The ideal version of Ingram, pushing the ball and drawing fouls in transition (his one offensive elite strength) and hitting short-range pull-ups in pick and roll with Williamson? That’s pretty good.
Hart fits seamlessly; I’m expecting the Holiday-Hart-Williamson lineups to be among the team’s best next season.
The Pelicans play in the West, which is overall is brutal, but they also play in the Southwest Division, which isn’t. Memphis is rebuilding, the Mavericks are rebuilding, and the Spurs should be improved with Dejounte Murray back, but aren’t expected to make any big moves this summer. It’s really just the Rockets as a super-power.
There are two key elements here related to LeBron.
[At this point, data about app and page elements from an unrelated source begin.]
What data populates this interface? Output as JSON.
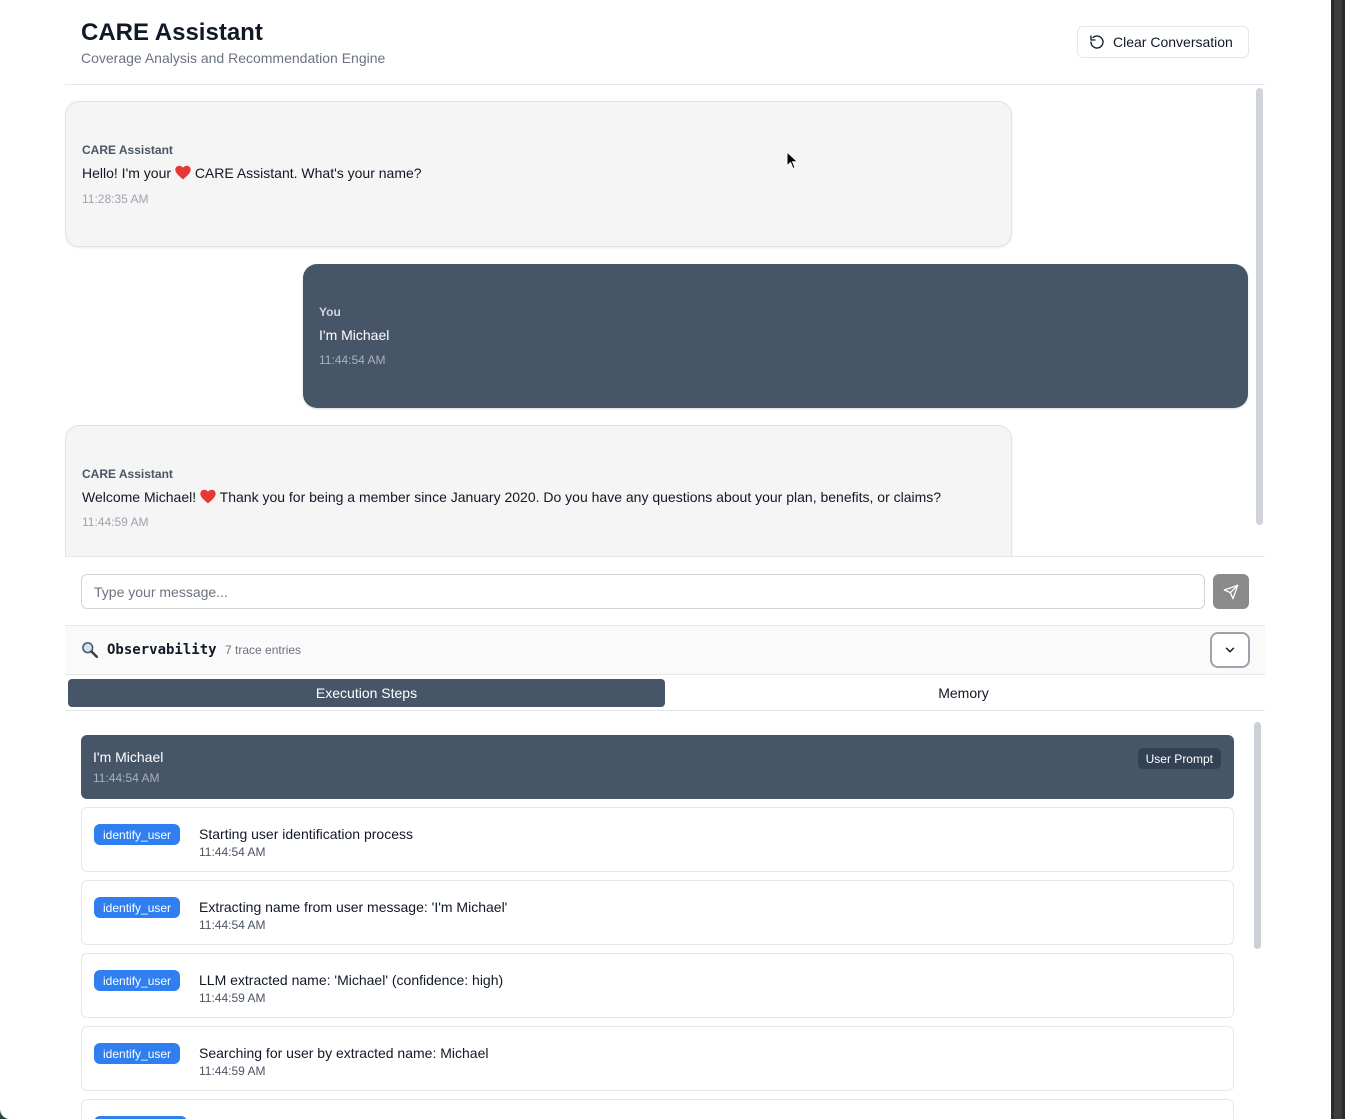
{
  "header": {
    "title": "CARE Assistant",
    "subtitle": "Coverage Analysis and Recommendation Engine",
    "clear_label": "Clear Conversation"
  },
  "messages": [
    {
      "role": "assistant",
      "sender": "CARE Assistant",
      "text_before": "Hello! I'm your",
      "text_after": "CARE Assistant. What's your name?",
      "time": "11:28:35 AM"
    },
    {
      "role": "user",
      "sender": "You",
      "text": "I'm Michael",
      "time": "11:44:54 AM"
    },
    {
      "role": "assistant",
      "sender": "CARE Assistant",
      "text_before": "Welcome Michael!",
      "text_after": "Thank you for being a member since January 2020. Do you have any questions about your plan, benefits, or claims?",
      "time": "11:44:59 AM"
    }
  ],
  "input": {
    "placeholder": "Type your message..."
  },
  "observability": {
    "title": "Observability",
    "count": "7 trace entries",
    "tabs": [
      "Execution Steps",
      "Memory"
    ],
    "active_tab": "Execution Steps"
  },
  "steps": {
    "prompt": {
      "text": "I'm Michael",
      "time": "11:44:54 AM",
      "badge": "User Prompt"
    },
    "items": [
      {
        "badge": "identify_user",
        "text": "Starting user identification process",
        "time": "11:44:54 AM"
      },
      {
        "badge": "identify_user",
        "text": "Extracting name from user message: 'I'm Michael'",
        "time": "11:44:54 AM"
      },
      {
        "badge": "identify_user",
        "text": "LLM extracted name: 'Michael' (confidence: high)",
        "time": "11:44:59 AM"
      },
      {
        "badge": "identify_user",
        "text": "Searching for user by extracted name: Michael",
        "time": "11:44:59 AM"
      }
    ]
  },
  "colors": {
    "accent": "#475569",
    "step_badge": "#2f7ff0",
    "heart": "#e53935"
  }
}
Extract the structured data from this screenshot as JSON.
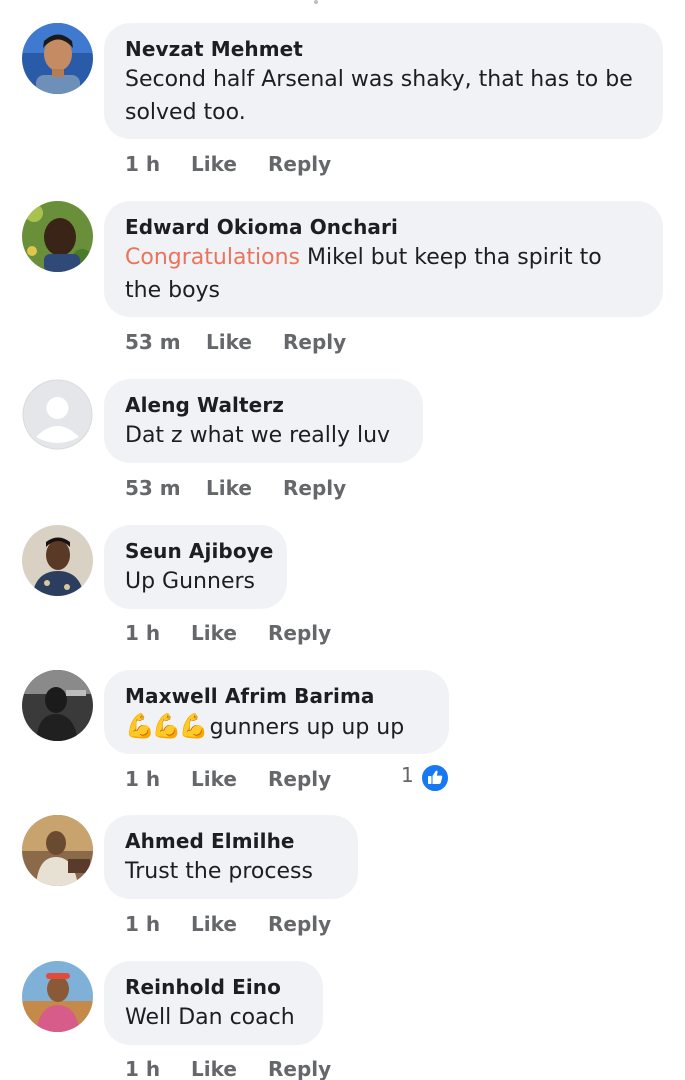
{
  "colors": {
    "bubble": "#f0f2f5",
    "meta_text": "#65676b",
    "mention": "#e9745b",
    "like_blue": "#1877f2"
  },
  "comments": [
    {
      "author": "Nevzat Mehmet",
      "text_line1": "Second half Arsenal was shaky, that has to be",
      "text_line2": "solved too.",
      "time": "1 h",
      "like": "Like",
      "reply": "Reply",
      "avatar_icon": "profile-photo"
    },
    {
      "author": "Edward Okioma Onchari",
      "mention": "Congratulations",
      "text_line1_rest": " Mikel but keep tha spirit to",
      "text_line2": "the boys",
      "time": "53 m",
      "like": "Like",
      "reply": "Reply",
      "avatar_icon": "profile-photo"
    },
    {
      "author": "Aleng Walterz",
      "text": "Dat z what we really luv",
      "time": "53 m",
      "like": "Like",
      "reply": "Reply",
      "avatar_icon": "default-avatar-icon"
    },
    {
      "author": "Seun Ajiboye",
      "text": "Up Gunners",
      "time": "1 h",
      "like": "Like",
      "reply": "Reply",
      "avatar_icon": "profile-photo"
    },
    {
      "author": "Maxwell Afrim Barima",
      "emoji": "💪💪💪",
      "text": "gunners up up up",
      "time": "1 h",
      "like": "Like",
      "reply": "Reply",
      "reaction_count": "1",
      "reaction_icon": "thumbs-up-icon",
      "avatar_icon": "profile-photo"
    },
    {
      "author": "Ahmed Elmilhe",
      "text": "Trust the process",
      "time": "1 h",
      "like": "Like",
      "reply": "Reply",
      "avatar_icon": "profile-photo"
    },
    {
      "author": "Reinhold Eino",
      "text": "Well Dan coach",
      "time": "1 h",
      "like": "Like",
      "reply": "Reply",
      "avatar_icon": "profile-photo"
    }
  ]
}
James’ contract is up in the summer of 2022.
If the Lakers sign another max superstar and get Davis on a full max deal next summer, that carries him through 2025. Conceivably the Lakers could transition from the Lebron Era to the Davis Era without missing a beat and maintain their picks in the high 20’s until they’ve conveyed all four pick opportunities (the three firsts and the swap in 2023).
There’s also clearly the possibility LeBron plays until he’s 40 and re-signs with the Lakers in doing so after this deal is up.
However, if Davis signs a 2 + 1 next summer, having an opt-out when LeBron’s deal is up, this could be a short-term arrangement. If the Lakers win a title or titles and go their separate ways, or if the grand experiment doesn’t work (like many super teams before), then those picks all of a sudden become incredibly valuable.
This is the big key, and it’s related to the final pick. The Pelicans put a protection on the pick that says they have the right to defer from the 2024 first-rounder to 2025. If the Lakers are dominant through 2024, but Davis (and the potential max cohort) depart in 2024 (using an opt-out in the final year of Davis’ five-year max next summer), then that 2025 pick is suddenly pure gold. That may become the most valuable of the deal.
There’s also the trade value of these picks. You can package together any combination of the Pelicans’ future picks and their assets to get upgrades, as the Zion era progresses.
That’s key in all this: Zion. Without the Pelicans’ winning the lottery, this deal looks much worse even if it’s in the end fair value. The Pelicans’ future is terrible without the lottery win. Everything about this deal looks better through the lens of “putting top-level talent around Zion Williamson.”
But they did win the lottery, they do have their guy, and this deal sets them up to build short and long-term around him over the next decade. They’ll be reaping the benefits of this trade for seven years at least. Not bad, given their compromised leverage, and a good sign for giving them the most options.
That was the crucial mistake Dell Demps did in pursuing an aggressive approach in building around Davis: he couldn’t give himself outs if those moves didn’t pan out. Griffin can take swings big and small, with outs to help if he misses.
Buy Pelicans stock, short and long-term.